● **WHAT YOU SHOULD DO**:
Scan each line of the records for the word "true" and extract the ones that have it.

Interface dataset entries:
BEGIN
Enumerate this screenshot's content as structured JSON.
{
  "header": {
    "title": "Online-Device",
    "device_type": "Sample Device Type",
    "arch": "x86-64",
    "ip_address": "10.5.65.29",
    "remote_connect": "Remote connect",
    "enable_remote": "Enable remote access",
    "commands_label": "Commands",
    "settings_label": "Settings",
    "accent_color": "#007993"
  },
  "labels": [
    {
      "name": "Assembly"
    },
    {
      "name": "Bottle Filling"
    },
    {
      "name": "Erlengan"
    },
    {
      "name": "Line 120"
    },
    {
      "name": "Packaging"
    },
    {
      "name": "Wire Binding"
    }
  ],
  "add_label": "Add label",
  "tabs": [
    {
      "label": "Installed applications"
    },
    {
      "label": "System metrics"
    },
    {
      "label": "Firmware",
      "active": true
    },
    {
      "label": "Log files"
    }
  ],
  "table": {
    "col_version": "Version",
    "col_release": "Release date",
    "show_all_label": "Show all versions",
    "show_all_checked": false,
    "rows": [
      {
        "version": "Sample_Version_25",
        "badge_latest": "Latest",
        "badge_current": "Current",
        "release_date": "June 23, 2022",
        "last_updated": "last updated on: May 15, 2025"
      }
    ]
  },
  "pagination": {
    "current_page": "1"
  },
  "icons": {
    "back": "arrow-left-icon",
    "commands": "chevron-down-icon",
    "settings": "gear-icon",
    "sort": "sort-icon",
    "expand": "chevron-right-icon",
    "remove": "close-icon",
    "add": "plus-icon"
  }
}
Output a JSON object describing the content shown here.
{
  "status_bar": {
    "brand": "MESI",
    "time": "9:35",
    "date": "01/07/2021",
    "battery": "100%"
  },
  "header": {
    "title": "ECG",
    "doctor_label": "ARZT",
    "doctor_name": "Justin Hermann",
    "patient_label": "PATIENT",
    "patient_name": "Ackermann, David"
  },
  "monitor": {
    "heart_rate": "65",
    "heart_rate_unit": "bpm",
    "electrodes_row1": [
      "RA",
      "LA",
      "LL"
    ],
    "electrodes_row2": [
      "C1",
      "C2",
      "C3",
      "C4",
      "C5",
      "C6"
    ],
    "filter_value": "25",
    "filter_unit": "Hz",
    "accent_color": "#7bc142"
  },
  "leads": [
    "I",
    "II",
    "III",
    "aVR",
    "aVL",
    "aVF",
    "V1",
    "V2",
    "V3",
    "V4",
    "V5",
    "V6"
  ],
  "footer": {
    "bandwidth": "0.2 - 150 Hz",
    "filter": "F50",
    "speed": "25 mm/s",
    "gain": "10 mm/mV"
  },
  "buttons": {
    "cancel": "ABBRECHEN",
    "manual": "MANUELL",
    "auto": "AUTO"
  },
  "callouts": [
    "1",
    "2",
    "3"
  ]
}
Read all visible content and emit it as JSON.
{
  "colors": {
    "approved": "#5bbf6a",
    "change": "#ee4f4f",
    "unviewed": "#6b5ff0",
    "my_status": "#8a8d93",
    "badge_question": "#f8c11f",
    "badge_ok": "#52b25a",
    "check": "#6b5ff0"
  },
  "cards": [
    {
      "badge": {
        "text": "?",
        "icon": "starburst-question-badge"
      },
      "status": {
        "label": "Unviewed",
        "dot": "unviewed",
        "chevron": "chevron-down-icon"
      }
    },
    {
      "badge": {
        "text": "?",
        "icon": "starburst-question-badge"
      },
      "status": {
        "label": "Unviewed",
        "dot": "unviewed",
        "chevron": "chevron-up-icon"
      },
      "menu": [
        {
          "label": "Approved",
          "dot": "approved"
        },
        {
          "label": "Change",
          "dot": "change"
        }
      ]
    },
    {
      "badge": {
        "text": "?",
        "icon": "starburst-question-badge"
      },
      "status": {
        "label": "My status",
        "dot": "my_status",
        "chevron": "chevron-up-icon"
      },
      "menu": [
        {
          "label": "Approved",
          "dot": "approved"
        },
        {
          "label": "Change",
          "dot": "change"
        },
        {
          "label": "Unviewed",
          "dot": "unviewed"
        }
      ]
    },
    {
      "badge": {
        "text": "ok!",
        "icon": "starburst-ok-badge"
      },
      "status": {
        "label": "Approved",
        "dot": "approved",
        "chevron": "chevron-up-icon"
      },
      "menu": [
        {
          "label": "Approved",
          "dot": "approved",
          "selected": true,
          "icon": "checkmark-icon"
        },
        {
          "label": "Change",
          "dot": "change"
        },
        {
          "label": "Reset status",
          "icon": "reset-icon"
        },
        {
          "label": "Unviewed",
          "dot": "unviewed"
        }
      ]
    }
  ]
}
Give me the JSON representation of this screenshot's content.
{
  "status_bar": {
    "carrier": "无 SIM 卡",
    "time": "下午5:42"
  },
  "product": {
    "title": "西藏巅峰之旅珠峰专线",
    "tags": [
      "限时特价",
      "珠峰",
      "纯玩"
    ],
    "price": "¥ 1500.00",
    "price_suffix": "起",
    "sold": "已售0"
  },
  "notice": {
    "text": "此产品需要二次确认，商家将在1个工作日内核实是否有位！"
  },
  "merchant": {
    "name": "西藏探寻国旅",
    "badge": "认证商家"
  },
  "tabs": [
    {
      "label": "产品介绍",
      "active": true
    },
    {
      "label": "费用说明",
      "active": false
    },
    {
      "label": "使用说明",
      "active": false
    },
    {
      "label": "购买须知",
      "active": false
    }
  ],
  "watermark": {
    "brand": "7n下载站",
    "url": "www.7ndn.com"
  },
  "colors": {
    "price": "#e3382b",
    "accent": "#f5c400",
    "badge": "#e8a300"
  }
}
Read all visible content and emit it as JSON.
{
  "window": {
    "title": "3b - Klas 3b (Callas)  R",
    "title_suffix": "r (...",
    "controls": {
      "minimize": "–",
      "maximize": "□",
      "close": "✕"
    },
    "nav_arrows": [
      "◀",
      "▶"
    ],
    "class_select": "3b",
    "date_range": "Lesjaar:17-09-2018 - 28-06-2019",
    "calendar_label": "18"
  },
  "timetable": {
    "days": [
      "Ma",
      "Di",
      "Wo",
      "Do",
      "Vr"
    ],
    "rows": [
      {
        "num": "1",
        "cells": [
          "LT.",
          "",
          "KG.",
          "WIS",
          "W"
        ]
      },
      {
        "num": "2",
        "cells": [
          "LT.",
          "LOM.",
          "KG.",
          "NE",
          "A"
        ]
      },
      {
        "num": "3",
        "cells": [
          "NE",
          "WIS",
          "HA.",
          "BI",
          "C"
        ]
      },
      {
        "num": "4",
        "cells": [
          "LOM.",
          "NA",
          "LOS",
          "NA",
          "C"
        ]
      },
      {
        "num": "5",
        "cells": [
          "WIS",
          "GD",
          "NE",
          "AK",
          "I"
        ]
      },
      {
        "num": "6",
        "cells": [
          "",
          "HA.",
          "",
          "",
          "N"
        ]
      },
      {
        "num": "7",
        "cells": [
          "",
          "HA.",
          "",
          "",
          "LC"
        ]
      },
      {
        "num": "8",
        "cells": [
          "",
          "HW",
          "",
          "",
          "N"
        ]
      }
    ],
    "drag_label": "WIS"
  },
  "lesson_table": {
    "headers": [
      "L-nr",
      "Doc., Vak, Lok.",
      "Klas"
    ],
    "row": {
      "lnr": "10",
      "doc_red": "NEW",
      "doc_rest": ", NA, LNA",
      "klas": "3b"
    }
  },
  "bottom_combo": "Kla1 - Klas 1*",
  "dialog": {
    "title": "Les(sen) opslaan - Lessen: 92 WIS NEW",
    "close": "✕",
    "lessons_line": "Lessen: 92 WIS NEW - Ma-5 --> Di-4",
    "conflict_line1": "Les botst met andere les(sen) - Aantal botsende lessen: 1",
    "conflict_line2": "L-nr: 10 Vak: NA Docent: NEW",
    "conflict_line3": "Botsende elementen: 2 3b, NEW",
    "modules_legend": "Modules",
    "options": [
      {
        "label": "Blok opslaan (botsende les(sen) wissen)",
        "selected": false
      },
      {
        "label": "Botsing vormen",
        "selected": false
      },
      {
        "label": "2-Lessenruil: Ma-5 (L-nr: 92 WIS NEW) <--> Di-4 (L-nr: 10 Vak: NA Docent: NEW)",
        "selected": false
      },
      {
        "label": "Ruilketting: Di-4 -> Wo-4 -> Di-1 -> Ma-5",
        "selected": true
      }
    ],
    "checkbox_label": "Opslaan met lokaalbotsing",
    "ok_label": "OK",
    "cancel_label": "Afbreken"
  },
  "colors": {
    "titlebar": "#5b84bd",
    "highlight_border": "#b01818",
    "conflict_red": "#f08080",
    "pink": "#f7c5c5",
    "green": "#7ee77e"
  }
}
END
● **TASK SOLUTION**:
      "active": true
          "selected": true,
      "active": true
        "selected": true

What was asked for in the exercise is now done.